━━━━━ Exercise inputs

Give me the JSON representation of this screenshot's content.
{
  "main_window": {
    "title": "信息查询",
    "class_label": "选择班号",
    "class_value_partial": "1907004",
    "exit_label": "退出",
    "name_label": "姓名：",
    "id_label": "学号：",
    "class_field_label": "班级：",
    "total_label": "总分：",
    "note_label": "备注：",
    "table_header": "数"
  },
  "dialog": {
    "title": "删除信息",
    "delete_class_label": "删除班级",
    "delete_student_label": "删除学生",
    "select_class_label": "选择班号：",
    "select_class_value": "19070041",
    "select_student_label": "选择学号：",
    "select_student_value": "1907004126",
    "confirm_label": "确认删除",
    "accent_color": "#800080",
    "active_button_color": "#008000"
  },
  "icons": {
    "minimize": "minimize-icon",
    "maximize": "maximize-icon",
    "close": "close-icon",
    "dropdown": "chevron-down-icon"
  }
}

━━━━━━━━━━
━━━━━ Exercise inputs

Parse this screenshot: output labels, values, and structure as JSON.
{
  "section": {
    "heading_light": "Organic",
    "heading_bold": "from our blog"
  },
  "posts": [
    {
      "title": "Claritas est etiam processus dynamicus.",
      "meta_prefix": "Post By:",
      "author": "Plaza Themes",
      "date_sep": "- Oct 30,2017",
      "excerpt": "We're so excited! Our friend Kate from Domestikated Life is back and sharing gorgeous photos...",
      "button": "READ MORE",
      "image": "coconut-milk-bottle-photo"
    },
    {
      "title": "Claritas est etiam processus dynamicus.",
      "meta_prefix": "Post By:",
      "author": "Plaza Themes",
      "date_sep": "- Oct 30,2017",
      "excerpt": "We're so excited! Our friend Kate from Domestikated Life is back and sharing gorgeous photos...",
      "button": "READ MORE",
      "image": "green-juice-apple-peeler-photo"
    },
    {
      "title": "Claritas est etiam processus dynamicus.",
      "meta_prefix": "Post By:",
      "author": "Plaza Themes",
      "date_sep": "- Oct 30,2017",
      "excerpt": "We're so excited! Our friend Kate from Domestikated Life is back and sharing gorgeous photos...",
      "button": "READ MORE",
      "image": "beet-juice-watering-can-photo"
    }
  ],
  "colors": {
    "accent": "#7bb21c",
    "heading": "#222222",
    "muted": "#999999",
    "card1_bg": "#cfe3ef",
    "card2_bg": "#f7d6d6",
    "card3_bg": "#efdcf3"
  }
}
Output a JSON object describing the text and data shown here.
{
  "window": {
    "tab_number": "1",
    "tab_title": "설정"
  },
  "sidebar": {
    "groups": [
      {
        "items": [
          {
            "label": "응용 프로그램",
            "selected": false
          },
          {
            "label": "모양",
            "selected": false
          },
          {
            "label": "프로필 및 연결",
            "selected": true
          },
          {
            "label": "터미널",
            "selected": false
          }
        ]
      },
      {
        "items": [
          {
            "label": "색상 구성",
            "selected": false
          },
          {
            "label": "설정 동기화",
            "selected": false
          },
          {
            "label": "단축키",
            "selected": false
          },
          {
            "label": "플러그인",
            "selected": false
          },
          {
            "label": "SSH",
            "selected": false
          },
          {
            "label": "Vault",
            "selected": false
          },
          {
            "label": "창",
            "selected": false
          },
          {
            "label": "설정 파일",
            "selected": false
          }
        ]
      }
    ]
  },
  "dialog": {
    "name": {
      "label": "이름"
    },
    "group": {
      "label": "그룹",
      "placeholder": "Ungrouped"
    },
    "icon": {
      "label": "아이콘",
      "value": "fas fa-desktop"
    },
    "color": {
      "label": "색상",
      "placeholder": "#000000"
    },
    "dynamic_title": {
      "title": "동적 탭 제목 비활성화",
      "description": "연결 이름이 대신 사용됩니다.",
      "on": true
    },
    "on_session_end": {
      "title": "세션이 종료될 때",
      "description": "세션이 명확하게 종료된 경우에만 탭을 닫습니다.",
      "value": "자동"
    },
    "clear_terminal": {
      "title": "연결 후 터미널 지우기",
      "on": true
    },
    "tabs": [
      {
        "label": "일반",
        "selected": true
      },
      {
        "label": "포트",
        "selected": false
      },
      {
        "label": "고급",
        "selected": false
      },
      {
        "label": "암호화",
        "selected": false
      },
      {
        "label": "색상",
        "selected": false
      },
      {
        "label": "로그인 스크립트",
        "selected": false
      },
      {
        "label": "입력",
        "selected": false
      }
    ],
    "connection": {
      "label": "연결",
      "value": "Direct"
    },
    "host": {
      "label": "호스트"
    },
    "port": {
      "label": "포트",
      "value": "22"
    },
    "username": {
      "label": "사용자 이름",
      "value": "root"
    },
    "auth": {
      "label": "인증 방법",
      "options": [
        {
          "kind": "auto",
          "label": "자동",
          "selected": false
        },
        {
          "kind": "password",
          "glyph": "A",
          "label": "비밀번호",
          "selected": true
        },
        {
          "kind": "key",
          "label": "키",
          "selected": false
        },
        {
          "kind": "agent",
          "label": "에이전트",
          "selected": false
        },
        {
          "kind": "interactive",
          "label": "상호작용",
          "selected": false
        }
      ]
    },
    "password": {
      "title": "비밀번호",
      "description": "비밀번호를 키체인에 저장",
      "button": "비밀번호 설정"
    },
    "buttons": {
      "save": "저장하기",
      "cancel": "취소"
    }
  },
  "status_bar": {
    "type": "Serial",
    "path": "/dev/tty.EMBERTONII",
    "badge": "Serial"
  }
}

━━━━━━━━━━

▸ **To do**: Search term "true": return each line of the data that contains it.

▸ **Exercise solution**:
            "selected": true
      "on": true
      "on": true
        "selected": true
          "selected": true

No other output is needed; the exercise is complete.